The Kinesis Advantage2 LF takes the split keyboard design to the next level, with its deep concave and huge gulf between the two sets of keys. But, despite a pretty steep learning curve, reviewers said it was the most comfortable keyboard they’d ever tried, all thanks to that unique layout. Well, and probably at least a little to do with the plush raised palm rests too.
Mac users can switch easily with included extra keycaps and a simple keystroke command for a quick setup with no Preferences menu in sight, and the keys are both reprogrammable and mechanical, with an incredibly satisfying clack courtesy of Cherry MX Red Switches.
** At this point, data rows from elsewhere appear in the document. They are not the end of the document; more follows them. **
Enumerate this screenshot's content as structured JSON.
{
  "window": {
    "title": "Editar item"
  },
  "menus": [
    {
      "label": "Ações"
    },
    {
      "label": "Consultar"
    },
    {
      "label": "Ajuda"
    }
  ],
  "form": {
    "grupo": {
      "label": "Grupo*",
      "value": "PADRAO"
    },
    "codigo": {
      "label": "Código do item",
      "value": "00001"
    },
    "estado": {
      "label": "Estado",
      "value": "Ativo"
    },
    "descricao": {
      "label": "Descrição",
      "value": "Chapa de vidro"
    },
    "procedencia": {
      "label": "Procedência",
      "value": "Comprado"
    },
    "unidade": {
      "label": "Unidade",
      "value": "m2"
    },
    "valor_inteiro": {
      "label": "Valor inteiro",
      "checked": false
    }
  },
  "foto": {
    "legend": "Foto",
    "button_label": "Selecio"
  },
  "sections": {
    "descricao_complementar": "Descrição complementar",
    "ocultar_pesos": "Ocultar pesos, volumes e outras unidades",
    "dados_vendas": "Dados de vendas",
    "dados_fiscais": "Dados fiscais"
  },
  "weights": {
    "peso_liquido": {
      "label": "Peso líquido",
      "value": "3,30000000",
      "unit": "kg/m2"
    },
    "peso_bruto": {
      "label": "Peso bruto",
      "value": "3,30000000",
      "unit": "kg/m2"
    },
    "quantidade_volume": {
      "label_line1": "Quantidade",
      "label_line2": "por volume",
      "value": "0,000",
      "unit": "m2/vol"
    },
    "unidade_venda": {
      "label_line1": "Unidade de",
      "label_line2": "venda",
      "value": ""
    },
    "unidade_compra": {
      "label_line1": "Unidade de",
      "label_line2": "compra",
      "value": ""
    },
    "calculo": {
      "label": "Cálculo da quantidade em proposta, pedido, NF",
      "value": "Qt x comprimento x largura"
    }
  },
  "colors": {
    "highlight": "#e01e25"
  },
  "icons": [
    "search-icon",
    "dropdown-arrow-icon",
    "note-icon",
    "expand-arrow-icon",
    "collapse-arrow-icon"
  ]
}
Another Perixx entry in our best ergonomic keyboards list, and this one comes with a full-sized number pad, a split keyboard, and an integrated trackball – it's perfect if you have difficulty using the mouse as well as the keyboard, because your hands are never going to have to move very far.
Setup is a simple plug-and-play affair and you get a cable that's 1.8 metres (71 inches) long, so you should be able to position this keyboard pretty much wherever you like. There's a cool-looking set of media buttons and indicator lights up at the top too, like the 512 II model.
Gaming keyboards are great, but you're often lumbered with chunky designs that either don't pack away well or make your wrists and tends sore after extended use. The GameSir One-handed Mechanical Gaming Keypad aims to fight this with a compact design that takes all the major keys you're likely to need and packs them into one ergonomic layout.
The result is peripheral that's comfortable to use in conjunction with a mouse, and one that's also ideal for packing away when gaming on the go. It has 29 Cherry MX Red Key Switches, RGB lighting and more, so it's still a proper little gaming keyboard in its own right.